This effort—to remove powers from elected representatives who are Democrats—has become the new method of disenfranchising voters and maintaining perpetual Republican political power. And it is being undertaken with alarming frequency and speed across the country. This may be the most dangerous and efficient structural attack on our democracy. Its threat, and pernicious ingenuity, lies in its ability to make voting itself irrelevant. Voters may turn out in high numbers and elect their candidates of choice, but if the official is not one whose views align with those of the Republican Party, they may find that their powers of office are removed by antagonistic GOP-controlled legislatures.
How to Push Back Against Fox and Misinformation” by Kat Abughazaleh, Media Matters
“Twitter is Dying” by Natasha Lomas, TechCrunch

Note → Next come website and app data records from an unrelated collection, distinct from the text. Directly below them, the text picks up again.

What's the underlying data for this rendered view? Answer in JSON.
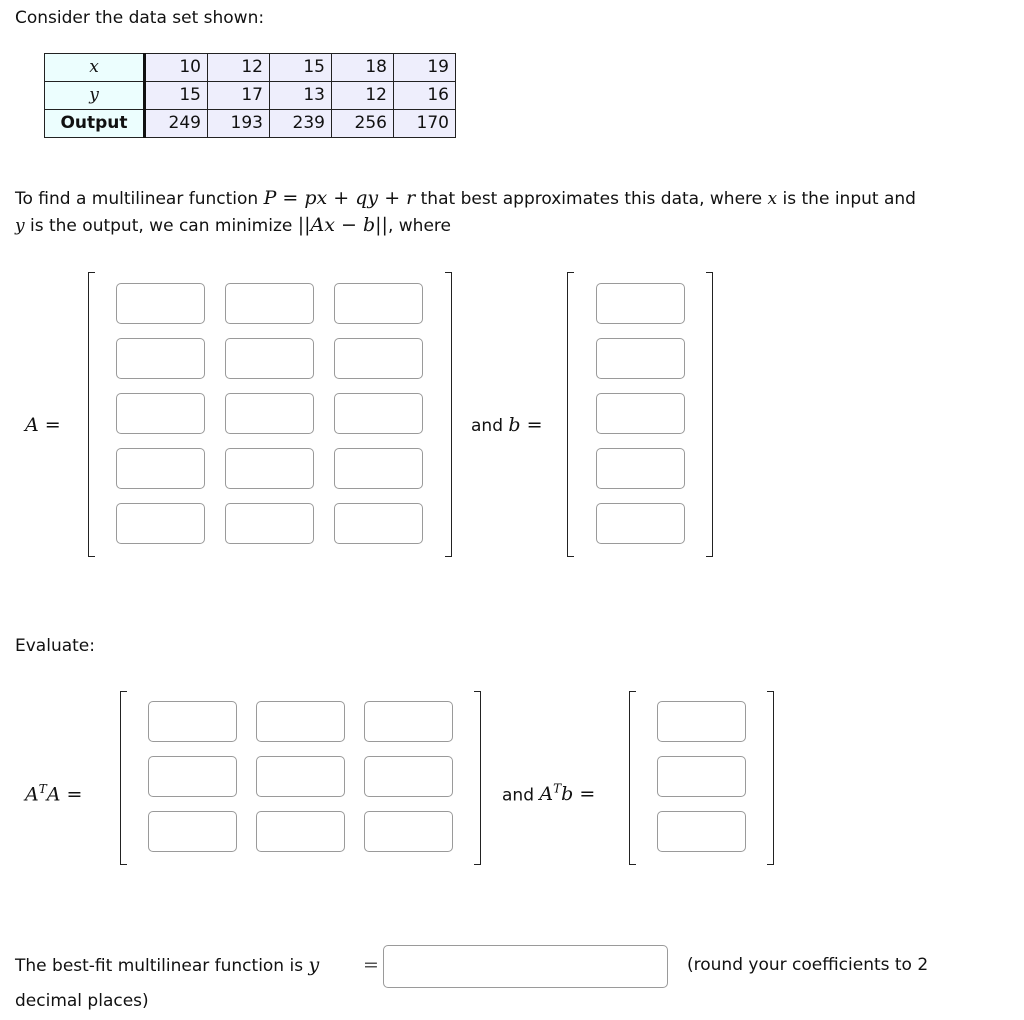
{
  "intro": "Consider the data set shown:",
  "table": {
    "row_headers": [
      "x",
      "y",
      "Output"
    ],
    "rows": [
      [
        "10",
        "12",
        "15",
        "18",
        "19"
      ],
      [
        "15",
        "17",
        "13",
        "12",
        "16"
      ],
      [
        "249",
        "193",
        "239",
        "256",
        "170"
      ]
    ]
  },
  "problem": {
    "line1_pre": "To find a multilinear function ",
    "formula": "P = px + qy + r",
    "line1_mid": " that best approximates this data, where ",
    "var_x": "x",
    "line1_post": " is the input and",
    "var_y": "y",
    "line2_mid": " is the output, we can minimize ",
    "norm": "||Ax − b||",
    "line2_post": ", where"
  },
  "matrix_A": {
    "label": "A =",
    "rows": 5,
    "cols": 3,
    "values": [
      "",
      "",
      "",
      "",
      "",
      "",
      "",
      "",
      "",
      "",
      "",
      "",
      "",
      "",
      ""
    ]
  },
  "vector_b": {
    "label_and": "and ",
    "label": "b =",
    "rows": 5,
    "values": [
      "",
      "",
      "",
      "",
      ""
    ]
  },
  "evaluate_label": "Evaluate:",
  "matrix_ATA": {
    "label_base": "A",
    "label_sup": "T",
    "label_end": "A =",
    "rows": 3,
    "cols": 3,
    "values": [
      "",
      "",
      "",
      "",
      "",
      "",
      "",
      "",
      ""
    ]
  },
  "vector_ATb": {
    "label_and": "and ",
    "label_base": "A",
    "label_sup": "T",
    "label_end": "b =",
    "rows": 3,
    "values": [
      "",
      "",
      ""
    ]
  },
  "final": {
    "prefix": "The best-fit multilinear function is ",
    "var": "y",
    "eq": "=",
    "value": "",
    "note": "(round your coefficients to 2",
    "note2": "decimal places)"
  },
  "colors": {
    "header_cell_bg": "#ecfefe",
    "data_cell_bg": "#eeeefc",
    "input_border": "#9a9a9a"
  }
}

However if the point is simply pure destruction — building a chaos machine by removing a source of valuable information from our connected world, where groups of all stripes could communicate and organize, and replacing that with a place of parody that rewards insincerity, time-wasting and the worst forms of communication in order to degrade the better half — then he’s done a remarkable job in very short order. Truly it’s an amazing act of demolition. But, well, $44 billion can buy you a lot of wrecking balls.
That our system allows wealth to be turned into a weapon to nuke things of broad societal value is one hard lesson we should take away from the wreckage of downed turquoise feathers.
“How Working-Class White Voters Became the GOP’s Foundation” by Ron Brownstein, The Atlantic
The economically vulnerable districts that each side holds also present a stark demographic contrast. Low-income Democratic seats tend to be in urban centers with large nonwhite populations. In more than three-fourths of the Democratic seats with a median income below the national level, and in virtually all of the Democratic districts with more uninsured people than average, the minority share of the population is also higher than the national average.
Some low-income Republican districts also have large minority populations, particularly in Texas and Florida, where the GOP has made inroads into culturally conservative Latino communities. But mostly the low-income GOP seats are centered on working-class white areas, many of them outside metropolitan areas.